The annual probability of a 1-in-100 year event affecting one major city globally is as high as 74% and almost 100% over five years. “The concentration of flood exposure in rapidly developing cities urgently underscores the need to integrate climate change implications into both national coastal flood risk management and urban development strategies,” said Professor Robert Nicholls, IPCC author and director of research at the University of Southampton. In the UK, using a conservative estimate of 0.4 metre sea level rise by 2050, a major coastal flooding event could cost up to £18bn according to the ABI, whereas today it would cost £6bn.
“Last year was a freak event,” says Swenja Surminski, policy advisor on climate change at the Association of British insurers, talking about last summer’s UK floods. “But the concern is that the type of freak events that don’t really fall into these predictions will also increase.” The summer flooding was in fact the opposite of what would be expected in future. According to Professor Paul Bates, summers in the UK should become drier while winters will become wetter. He thinks the UK will see more flooding, but that it will be in the winter months. Professor Stuart Lane from Durham University believes last year’s flooding is more likely to be linked to a short-term (likely decadal) “flood-rich” cycle than to long-term climate change.

Modelling future floods
The challenges catastrophe modellers now face is to predict the current risk threat – not the risk threat of 50 years ago. Because catastrophe modelling is so highly reliant on the historical data record, it does not readily allow for changes in climate – whether they are caused by a naturally occurring cycle, or by climate change.
“Those past observations are not a reliable indicator of future flood frequency – so let’s say the flooding in 2007 looked like a 1-in-150 year event last summer – but that’s based on what has happened previously,” explains Bates. “You have tools at the moment to estimate current risks and those are exactly the things you need to estimate future risk,” continues Bates. Nicola Patmore, senior climate change research analyst at RMS, agrees. “The most important lesson [from the 2007 flooding] is the need to have a better understanding of flood risk today,” she says.
In Europe, flood losses are rising by 12% per year (by seven percent if you account for inflation), according to Melhorn. He says there is an obvious reason for this, which is the increase in insured values, but insists that global warming is contributing. “Flood cover is under-priced because the models rely on data with below-average event frequency.
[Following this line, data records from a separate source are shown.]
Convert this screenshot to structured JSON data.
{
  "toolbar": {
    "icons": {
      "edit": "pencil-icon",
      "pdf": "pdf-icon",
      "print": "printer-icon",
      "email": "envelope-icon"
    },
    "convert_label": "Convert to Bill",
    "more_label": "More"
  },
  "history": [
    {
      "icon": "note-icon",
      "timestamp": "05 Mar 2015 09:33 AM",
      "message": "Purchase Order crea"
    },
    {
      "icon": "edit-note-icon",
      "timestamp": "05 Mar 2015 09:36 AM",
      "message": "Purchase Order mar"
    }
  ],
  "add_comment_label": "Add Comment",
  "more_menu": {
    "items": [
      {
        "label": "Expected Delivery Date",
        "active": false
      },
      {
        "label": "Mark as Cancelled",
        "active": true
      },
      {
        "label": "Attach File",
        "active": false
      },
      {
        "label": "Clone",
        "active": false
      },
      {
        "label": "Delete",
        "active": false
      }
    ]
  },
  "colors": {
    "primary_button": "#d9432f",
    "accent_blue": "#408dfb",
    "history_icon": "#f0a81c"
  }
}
They also make insufficient allowance for the fact the flooding often occurs in clusters.” He adds that Swiss Re is developing its own models “because we have the opportunity to change them. We don’t have to wait for consultants.”